◆ Aim of the exercise
Retype exactly the lines below, starting with the line that contains "Transcribe this image's" and ending with the last line; leave out any pictures.

..............................

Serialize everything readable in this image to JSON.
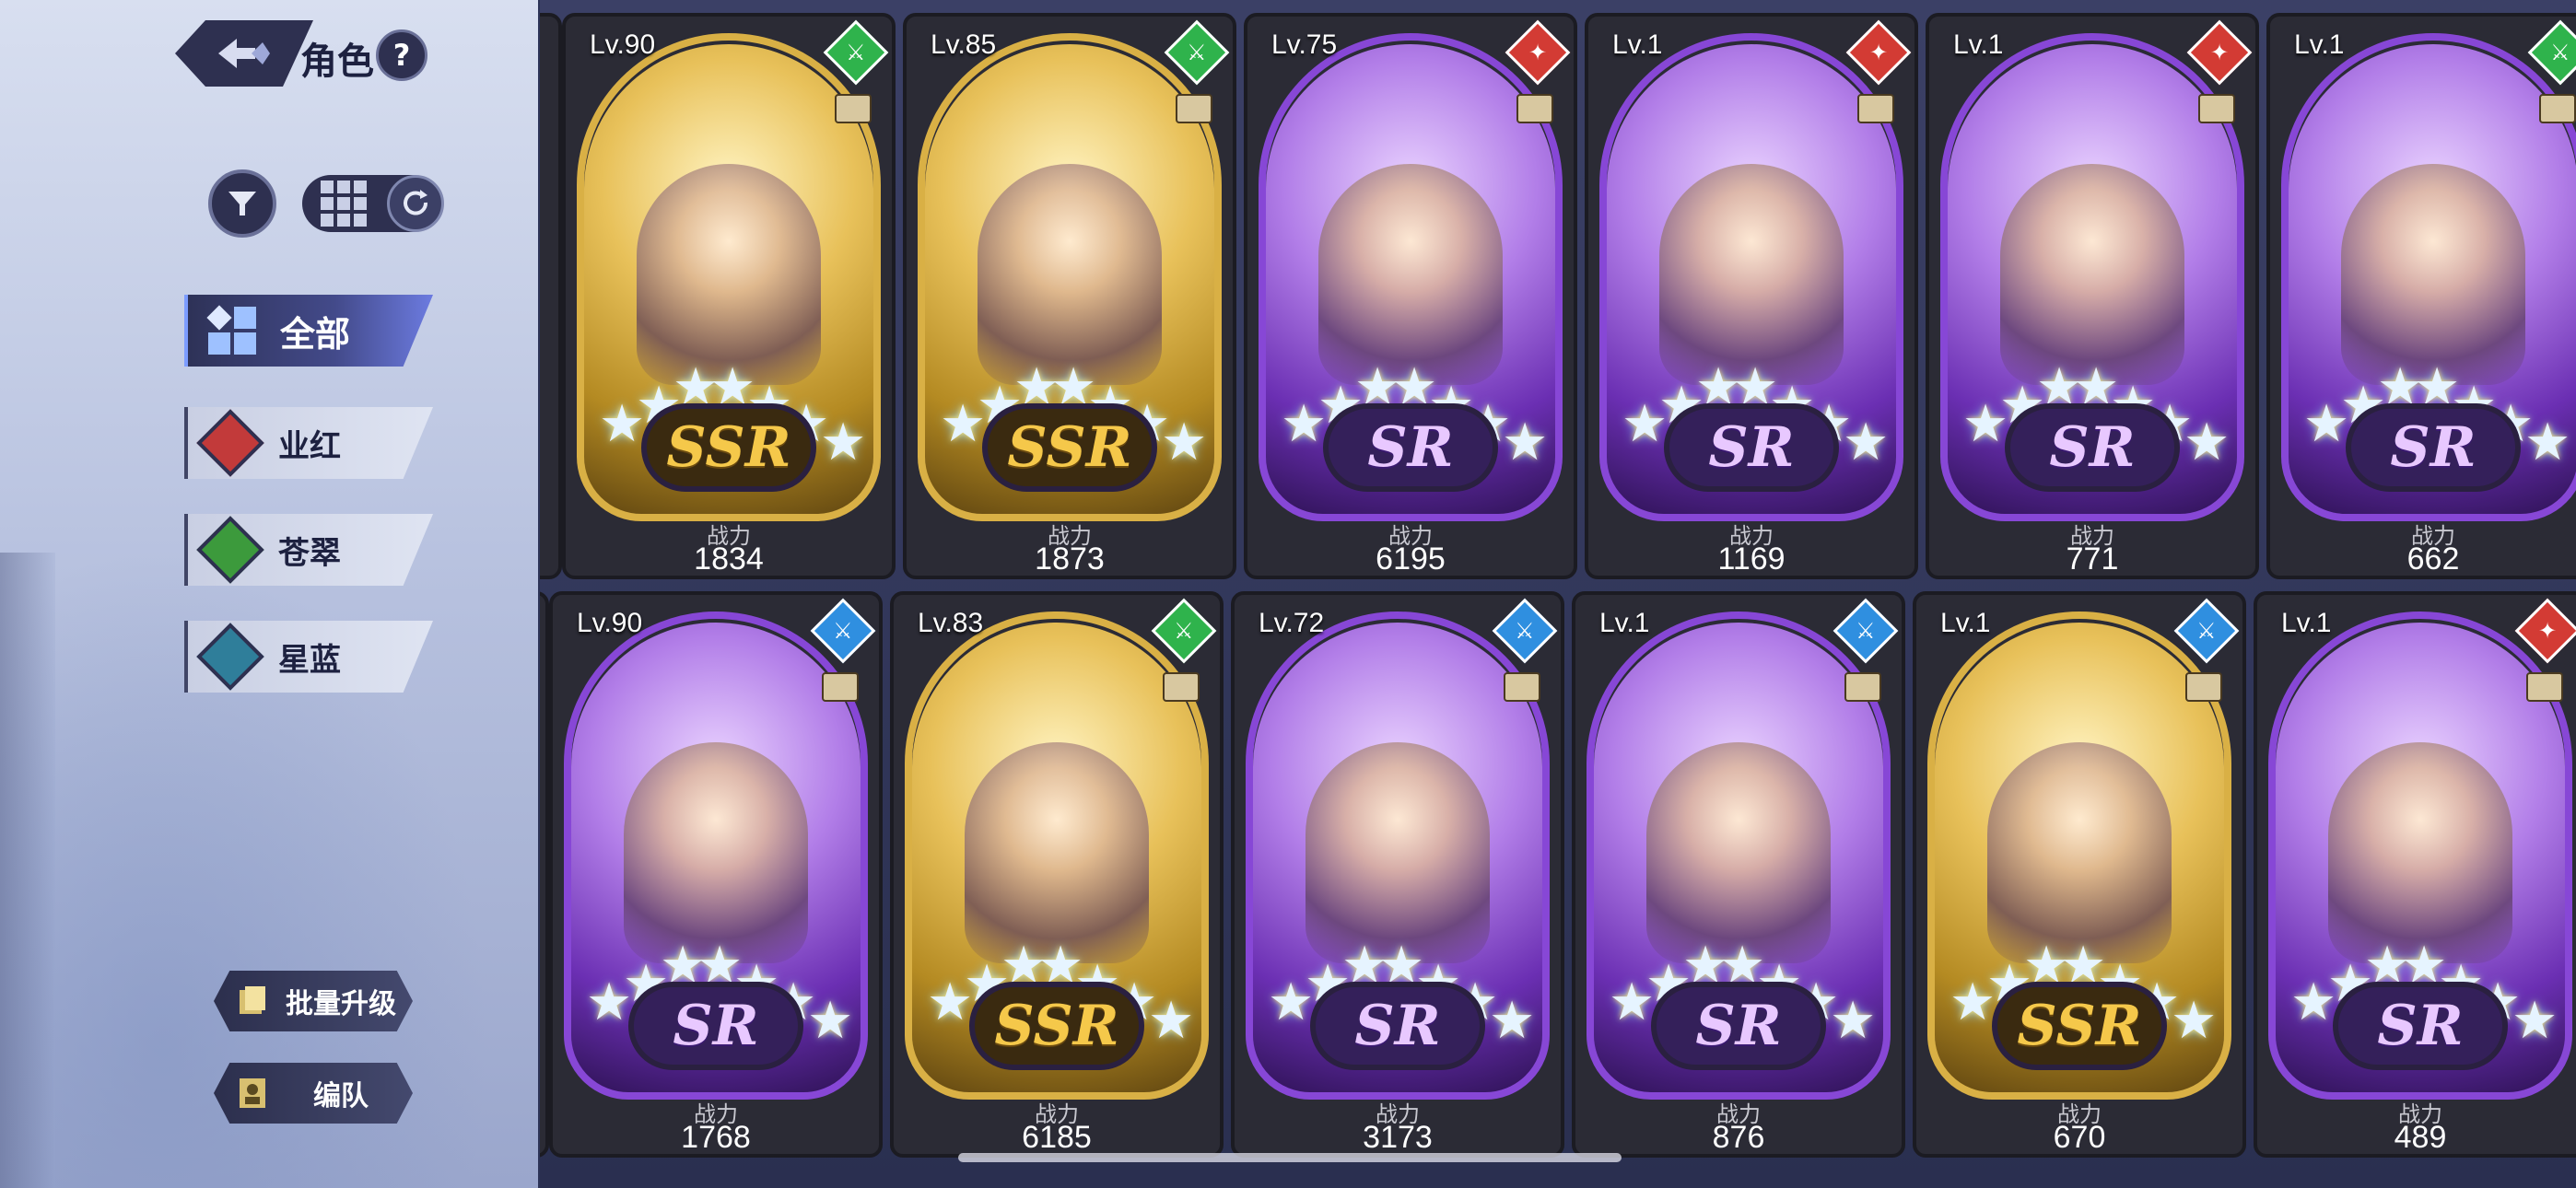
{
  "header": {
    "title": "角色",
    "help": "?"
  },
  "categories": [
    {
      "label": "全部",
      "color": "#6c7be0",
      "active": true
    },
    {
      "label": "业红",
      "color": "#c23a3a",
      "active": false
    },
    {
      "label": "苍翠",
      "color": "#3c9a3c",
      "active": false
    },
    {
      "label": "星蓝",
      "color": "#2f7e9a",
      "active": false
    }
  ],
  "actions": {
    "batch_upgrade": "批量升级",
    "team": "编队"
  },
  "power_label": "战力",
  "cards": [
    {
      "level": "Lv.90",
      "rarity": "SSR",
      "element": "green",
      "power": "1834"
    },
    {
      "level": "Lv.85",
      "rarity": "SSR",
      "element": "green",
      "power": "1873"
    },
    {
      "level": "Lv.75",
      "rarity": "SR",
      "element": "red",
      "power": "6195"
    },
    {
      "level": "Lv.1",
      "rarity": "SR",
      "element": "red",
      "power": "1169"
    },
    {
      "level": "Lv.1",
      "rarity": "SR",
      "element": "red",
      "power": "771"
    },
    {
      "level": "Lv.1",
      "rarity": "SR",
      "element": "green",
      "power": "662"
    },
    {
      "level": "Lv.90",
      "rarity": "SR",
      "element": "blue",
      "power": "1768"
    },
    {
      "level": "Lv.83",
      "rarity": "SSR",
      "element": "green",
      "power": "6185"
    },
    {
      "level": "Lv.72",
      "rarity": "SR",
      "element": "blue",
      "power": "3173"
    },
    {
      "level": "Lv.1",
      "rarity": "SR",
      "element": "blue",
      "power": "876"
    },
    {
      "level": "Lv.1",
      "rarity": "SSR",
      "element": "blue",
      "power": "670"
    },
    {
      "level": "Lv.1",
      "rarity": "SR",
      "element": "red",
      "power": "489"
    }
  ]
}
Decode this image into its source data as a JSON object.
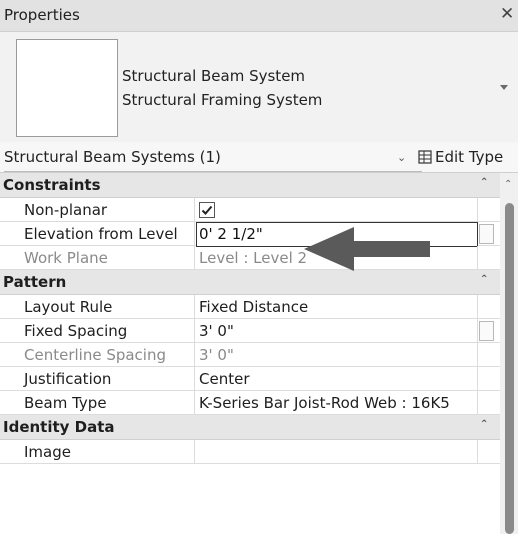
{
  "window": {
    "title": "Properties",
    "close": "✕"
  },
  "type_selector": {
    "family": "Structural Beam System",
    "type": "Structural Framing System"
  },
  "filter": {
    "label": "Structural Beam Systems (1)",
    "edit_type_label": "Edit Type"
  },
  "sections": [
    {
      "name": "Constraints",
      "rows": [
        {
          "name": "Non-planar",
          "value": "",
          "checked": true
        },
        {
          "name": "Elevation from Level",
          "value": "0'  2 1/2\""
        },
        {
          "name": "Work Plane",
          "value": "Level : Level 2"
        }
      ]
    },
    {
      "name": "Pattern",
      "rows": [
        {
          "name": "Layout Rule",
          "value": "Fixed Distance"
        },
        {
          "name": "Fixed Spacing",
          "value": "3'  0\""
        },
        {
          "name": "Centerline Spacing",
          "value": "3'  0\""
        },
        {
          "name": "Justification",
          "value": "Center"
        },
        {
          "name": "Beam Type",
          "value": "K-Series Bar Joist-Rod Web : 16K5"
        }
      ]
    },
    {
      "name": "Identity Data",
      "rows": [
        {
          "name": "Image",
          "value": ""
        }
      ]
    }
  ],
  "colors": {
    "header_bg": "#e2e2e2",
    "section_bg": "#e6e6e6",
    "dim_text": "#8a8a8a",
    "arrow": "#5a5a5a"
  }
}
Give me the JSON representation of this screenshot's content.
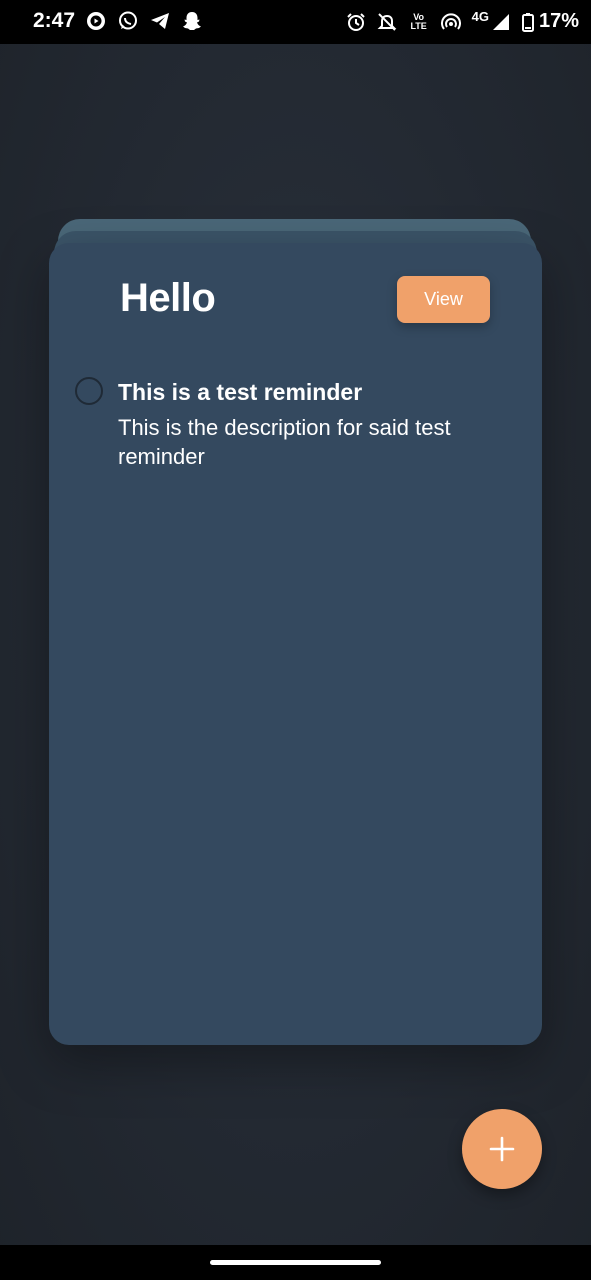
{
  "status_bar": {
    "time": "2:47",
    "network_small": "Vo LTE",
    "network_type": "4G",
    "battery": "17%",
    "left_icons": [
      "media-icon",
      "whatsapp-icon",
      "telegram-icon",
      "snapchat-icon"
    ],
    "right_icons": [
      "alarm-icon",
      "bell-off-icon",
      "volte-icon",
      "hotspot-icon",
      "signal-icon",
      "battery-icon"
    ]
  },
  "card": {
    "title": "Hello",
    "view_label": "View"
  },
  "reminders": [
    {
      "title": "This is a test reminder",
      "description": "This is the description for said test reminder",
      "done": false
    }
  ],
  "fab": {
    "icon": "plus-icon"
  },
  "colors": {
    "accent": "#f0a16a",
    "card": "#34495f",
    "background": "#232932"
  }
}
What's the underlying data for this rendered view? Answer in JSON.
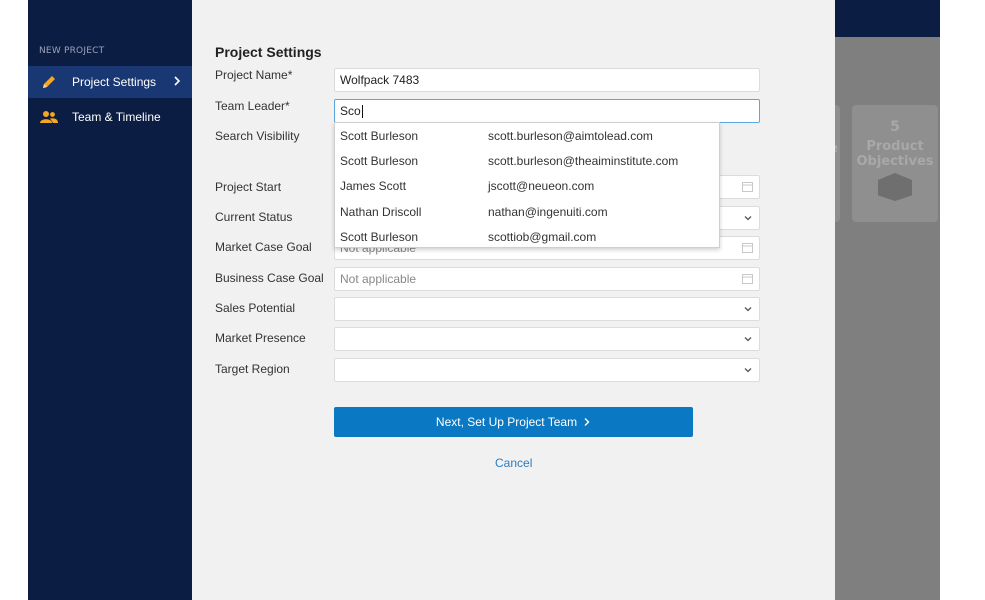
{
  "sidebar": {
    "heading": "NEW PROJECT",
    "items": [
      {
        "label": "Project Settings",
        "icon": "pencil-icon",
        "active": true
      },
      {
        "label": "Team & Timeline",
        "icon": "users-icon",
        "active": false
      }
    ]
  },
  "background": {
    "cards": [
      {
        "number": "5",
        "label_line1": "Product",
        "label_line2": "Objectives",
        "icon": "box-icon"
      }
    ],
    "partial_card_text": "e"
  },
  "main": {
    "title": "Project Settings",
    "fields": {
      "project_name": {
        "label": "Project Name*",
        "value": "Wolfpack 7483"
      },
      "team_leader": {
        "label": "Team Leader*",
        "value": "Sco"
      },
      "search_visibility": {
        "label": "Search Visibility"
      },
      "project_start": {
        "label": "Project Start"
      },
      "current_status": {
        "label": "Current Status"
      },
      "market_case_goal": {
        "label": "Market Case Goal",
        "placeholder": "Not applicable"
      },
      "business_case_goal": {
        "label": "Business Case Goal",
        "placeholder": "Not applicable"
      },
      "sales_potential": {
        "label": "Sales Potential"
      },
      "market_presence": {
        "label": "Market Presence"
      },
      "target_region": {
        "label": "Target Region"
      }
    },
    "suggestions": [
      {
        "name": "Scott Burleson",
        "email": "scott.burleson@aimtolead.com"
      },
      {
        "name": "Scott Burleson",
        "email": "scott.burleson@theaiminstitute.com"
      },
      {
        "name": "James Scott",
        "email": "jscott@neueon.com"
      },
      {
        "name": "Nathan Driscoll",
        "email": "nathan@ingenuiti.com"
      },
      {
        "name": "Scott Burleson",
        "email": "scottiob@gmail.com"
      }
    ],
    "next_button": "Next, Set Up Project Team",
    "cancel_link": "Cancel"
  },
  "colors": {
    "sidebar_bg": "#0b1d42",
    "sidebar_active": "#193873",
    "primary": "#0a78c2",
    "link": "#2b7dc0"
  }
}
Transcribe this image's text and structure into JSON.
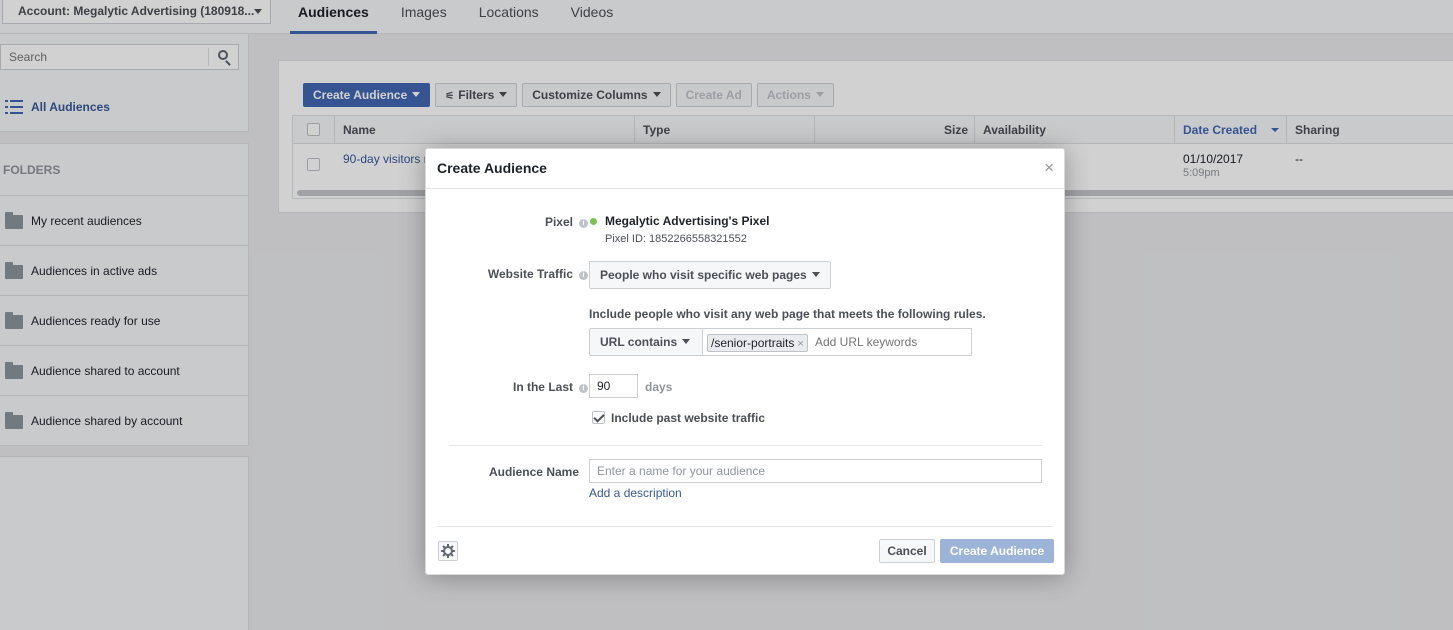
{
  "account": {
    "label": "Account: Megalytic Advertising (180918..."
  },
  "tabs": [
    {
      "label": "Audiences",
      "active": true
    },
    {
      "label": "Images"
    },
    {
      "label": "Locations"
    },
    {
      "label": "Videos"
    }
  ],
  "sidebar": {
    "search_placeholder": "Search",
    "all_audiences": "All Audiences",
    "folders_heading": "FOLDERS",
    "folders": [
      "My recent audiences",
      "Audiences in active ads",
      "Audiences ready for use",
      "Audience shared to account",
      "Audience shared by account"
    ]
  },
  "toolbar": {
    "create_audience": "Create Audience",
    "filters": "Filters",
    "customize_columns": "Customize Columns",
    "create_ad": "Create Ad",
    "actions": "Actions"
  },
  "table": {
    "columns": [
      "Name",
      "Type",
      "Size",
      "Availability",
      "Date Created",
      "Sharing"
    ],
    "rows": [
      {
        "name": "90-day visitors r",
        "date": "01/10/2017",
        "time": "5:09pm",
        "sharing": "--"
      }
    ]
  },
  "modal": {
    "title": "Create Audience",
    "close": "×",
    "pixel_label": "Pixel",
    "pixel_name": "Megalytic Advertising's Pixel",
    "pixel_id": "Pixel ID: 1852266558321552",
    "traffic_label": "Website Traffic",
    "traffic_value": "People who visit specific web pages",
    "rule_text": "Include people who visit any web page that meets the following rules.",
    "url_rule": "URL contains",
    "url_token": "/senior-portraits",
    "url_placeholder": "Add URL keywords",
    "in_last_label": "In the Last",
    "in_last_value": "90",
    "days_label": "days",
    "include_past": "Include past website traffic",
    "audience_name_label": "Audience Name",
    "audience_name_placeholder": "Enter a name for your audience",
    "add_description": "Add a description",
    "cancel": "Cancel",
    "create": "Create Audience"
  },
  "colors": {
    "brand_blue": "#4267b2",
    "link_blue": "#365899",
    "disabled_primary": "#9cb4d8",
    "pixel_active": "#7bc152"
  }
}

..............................

◆ Answer to the exercise
Transcribe this image's text and structure into JSON.
{
  "account": {
    "label": "Account: Megalytic Advertising (180918..."
  },
  "tabs": [
    {
      "label": "Audiences",
      "active": true
    },
    {
      "label": "Images"
    },
    {
      "label": "Locations"
    },
    {
      "label": "Videos"
    }
  ],
  "sidebar": {
    "search_placeholder": "Search",
    "all_audiences": "All Audiences",
    "folders_heading": "FOLDERS",
    "folders": [
      "My recent audiences",
      "Audiences in active ads",
      "Audiences ready for use",
      "Audience shared to account",
      "Audience shared by account"
    ]
  },
  "toolbar": {
    "create_audience": "Create Audience",
    "filters": "Filters",
    "customize_columns": "Customize Columns",
    "create_ad": "Create Ad",
    "actions": "Actions"
  },
  "table": {
    "columns": [
      "Name",
      "Type",
      "Size",
      "Availability",
      "Date Created",
      "Sharing"
    ],
    "rows": [
      {
        "name": "90-day visitors r",
        "date": "01/10/2017",
        "time": "5:09pm",
        "sharing": "--"
      }
    ]
  },
  "modal": {
    "title": "Create Audience",
    "close": "×",
    "pixel_label": "Pixel",
    "pixel_name": "Megalytic Advertising's Pixel",
    "pixel_id": "Pixel ID: 1852266558321552",
    "traffic_label": "Website Traffic",
    "traffic_value": "People who visit specific web pages",
    "rule_text": "Include people who visit any web page that meets the following rules.",
    "url_rule": "URL contains",
    "url_token": "/senior-portraits",
    "url_placeholder": "Add URL keywords",
    "in_last_label": "In the Last",
    "in_last_value": "90",
    "days_label": "days",
    "include_past": "Include past website traffic",
    "audience_name_label": "Audience Name",
    "audience_name_placeholder": "Enter a name for your audience",
    "add_description": "Add a description",
    "cancel": "Cancel",
    "create": "Create Audience"
  },
  "colors": {
    "brand_blue": "#4267b2",
    "link_blue": "#365899",
    "disabled_primary": "#9cb4d8",
    "pixel_active": "#7bc152"
  }
}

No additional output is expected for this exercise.